▸ Work request: Scan the records below for the word "value". Copy each line where it appears.

Items from an interface collection:
——
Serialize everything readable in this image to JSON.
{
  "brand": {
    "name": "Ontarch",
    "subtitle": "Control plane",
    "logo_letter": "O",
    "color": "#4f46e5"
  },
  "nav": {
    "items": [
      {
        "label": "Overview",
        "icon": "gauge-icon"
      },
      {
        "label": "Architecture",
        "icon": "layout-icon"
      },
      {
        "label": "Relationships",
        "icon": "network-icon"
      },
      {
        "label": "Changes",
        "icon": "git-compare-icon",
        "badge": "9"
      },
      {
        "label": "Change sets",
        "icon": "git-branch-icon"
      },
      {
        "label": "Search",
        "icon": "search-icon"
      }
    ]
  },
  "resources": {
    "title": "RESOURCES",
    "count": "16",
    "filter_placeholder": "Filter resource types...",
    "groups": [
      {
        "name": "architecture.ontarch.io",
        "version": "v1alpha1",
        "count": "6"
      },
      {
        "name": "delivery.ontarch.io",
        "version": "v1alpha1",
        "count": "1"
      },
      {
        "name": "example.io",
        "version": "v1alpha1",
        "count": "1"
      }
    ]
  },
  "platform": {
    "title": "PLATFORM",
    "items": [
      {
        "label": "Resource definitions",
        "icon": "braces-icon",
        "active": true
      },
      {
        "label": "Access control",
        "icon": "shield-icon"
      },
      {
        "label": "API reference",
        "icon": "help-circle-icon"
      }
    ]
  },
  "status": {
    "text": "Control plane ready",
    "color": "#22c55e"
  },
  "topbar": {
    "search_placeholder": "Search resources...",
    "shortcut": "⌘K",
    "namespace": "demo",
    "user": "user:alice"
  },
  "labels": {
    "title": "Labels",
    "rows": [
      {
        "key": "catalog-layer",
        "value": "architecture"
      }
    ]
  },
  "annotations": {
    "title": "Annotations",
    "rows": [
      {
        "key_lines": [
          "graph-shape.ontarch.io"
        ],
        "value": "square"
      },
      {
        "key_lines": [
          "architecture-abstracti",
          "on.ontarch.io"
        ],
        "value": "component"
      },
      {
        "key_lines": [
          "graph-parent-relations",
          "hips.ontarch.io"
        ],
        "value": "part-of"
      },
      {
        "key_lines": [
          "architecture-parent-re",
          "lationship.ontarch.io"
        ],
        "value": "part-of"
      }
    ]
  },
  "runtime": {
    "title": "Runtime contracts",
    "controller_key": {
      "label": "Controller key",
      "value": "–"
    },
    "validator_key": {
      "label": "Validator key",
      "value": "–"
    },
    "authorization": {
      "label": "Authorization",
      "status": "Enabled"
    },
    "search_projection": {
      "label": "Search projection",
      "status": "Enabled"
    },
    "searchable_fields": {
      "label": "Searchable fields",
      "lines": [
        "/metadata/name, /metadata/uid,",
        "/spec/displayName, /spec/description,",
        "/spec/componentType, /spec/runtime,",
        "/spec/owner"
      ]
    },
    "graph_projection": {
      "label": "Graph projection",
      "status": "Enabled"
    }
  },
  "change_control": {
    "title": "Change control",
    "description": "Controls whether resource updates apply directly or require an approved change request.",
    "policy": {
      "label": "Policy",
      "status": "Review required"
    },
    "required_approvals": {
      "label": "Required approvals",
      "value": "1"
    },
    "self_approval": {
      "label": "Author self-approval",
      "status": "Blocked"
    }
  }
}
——
▸ Reply to the exercise:
        "value": "architecture"
        "value": "square"
        "value": "component"
        "value": "part-of"
        "value": "part-of"
      "value": "–"
      "value": "–"
      "value": "1"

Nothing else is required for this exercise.